## Work item
For each line below that holds the word "JSON", make a copy.

(Entries from a dataset of interfaces)
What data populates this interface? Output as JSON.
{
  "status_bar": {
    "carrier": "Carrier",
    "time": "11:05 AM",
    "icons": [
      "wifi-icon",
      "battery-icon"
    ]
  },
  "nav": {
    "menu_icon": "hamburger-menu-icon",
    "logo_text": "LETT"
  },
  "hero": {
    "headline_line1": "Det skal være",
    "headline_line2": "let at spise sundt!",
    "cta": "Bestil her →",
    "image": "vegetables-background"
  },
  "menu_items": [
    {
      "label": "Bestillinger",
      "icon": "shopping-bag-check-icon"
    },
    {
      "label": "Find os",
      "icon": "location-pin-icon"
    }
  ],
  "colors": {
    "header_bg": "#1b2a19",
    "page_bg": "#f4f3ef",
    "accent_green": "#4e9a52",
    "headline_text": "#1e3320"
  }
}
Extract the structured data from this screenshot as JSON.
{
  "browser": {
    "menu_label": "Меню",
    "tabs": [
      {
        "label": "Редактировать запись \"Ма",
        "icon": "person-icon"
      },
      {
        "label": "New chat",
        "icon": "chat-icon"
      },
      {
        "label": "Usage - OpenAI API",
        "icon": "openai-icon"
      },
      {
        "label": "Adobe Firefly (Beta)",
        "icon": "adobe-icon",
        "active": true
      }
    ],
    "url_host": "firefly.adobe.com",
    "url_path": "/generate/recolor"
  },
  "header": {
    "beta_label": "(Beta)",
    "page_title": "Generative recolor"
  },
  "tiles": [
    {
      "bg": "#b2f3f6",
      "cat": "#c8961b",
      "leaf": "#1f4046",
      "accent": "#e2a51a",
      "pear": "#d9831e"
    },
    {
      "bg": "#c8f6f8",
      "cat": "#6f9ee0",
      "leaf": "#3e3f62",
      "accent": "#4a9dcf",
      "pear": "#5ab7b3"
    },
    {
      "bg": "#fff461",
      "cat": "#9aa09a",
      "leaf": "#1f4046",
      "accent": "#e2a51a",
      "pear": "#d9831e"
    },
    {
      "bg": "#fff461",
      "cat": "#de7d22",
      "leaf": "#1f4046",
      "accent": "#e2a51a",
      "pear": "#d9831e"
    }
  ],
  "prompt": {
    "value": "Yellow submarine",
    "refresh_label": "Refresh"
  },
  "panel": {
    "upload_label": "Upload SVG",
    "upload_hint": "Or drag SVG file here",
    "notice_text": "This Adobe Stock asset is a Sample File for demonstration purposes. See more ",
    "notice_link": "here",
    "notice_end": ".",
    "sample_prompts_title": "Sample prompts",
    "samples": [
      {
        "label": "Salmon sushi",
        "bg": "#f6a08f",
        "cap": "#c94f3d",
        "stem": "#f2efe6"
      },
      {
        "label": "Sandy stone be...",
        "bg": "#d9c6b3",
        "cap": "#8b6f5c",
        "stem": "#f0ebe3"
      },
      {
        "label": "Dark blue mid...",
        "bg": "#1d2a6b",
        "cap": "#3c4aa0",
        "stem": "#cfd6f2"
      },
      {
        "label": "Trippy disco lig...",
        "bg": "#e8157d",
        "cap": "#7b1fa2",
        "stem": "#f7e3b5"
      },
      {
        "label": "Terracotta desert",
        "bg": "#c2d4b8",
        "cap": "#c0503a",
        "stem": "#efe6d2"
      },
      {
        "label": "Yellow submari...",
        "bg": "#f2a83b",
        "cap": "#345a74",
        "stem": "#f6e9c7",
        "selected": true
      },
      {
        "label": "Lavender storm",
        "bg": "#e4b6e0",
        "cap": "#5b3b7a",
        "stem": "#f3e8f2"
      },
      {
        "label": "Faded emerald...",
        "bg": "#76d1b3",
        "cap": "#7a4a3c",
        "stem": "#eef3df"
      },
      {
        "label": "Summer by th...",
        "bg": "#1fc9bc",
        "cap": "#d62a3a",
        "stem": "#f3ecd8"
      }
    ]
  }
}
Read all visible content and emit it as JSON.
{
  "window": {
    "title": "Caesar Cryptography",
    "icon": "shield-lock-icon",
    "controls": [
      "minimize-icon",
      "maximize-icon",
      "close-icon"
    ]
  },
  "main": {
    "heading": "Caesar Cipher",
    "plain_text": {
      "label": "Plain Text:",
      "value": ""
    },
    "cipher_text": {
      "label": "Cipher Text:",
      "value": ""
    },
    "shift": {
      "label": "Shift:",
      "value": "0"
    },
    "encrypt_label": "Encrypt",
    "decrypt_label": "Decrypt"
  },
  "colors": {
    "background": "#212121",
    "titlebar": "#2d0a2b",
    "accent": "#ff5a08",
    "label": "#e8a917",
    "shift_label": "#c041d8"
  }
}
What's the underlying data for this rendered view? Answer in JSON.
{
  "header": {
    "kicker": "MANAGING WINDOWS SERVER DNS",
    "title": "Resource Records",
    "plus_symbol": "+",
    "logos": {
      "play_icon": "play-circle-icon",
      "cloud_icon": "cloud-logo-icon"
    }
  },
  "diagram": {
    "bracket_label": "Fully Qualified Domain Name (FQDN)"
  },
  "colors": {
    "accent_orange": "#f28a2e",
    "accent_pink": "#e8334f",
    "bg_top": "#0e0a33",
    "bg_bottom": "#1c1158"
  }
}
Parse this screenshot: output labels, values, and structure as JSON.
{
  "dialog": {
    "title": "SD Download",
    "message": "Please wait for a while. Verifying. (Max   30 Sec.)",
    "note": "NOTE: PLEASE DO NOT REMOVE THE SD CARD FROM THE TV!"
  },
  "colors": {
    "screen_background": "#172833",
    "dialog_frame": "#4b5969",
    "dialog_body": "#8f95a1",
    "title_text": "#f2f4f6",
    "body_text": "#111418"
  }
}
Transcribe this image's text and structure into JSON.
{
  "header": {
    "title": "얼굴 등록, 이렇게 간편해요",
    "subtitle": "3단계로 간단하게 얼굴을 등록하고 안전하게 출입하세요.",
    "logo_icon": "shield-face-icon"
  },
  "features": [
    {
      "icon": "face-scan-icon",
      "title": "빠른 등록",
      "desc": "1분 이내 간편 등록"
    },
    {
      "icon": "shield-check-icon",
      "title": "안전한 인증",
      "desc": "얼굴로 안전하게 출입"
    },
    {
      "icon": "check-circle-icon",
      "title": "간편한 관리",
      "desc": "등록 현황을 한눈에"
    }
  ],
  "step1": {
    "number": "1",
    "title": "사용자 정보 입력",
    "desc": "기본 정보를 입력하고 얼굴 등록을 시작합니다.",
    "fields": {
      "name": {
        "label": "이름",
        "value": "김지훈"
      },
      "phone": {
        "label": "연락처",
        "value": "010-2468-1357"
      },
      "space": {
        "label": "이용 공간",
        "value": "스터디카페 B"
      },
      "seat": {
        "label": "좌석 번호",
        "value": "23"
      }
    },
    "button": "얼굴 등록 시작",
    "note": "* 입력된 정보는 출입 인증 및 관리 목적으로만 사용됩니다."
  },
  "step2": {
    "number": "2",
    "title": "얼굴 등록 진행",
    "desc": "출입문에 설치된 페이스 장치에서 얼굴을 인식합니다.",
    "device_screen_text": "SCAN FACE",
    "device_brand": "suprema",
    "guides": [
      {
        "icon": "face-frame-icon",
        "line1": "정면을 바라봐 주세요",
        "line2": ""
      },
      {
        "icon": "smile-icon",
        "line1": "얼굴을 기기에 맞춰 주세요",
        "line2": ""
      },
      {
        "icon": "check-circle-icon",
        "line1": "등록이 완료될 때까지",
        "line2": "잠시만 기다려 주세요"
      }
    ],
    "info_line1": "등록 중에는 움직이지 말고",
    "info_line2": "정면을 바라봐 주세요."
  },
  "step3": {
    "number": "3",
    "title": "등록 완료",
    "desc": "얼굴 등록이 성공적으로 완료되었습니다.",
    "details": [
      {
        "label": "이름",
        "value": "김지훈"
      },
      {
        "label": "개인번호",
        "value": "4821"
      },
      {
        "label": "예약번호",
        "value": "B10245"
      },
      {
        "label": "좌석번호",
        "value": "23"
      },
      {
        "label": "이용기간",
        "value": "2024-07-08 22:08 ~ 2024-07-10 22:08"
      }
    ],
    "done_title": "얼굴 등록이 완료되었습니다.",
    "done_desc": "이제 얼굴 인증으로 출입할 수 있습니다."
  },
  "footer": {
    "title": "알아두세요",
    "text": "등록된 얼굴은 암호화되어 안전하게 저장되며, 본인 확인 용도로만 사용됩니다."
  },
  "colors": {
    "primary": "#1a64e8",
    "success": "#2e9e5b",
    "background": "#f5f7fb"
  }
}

## Task solution
What data populates this interface? Output as JSON.
Extract the structured data from this screenshot as JSON.
Read all visible content and emit it as JSON.
What's the underlying data for this rendered view? Answer in JSON.
Parse this screenshot: output labels, values, and structure as JSON.
Transcribe this image's text and structure into JSON.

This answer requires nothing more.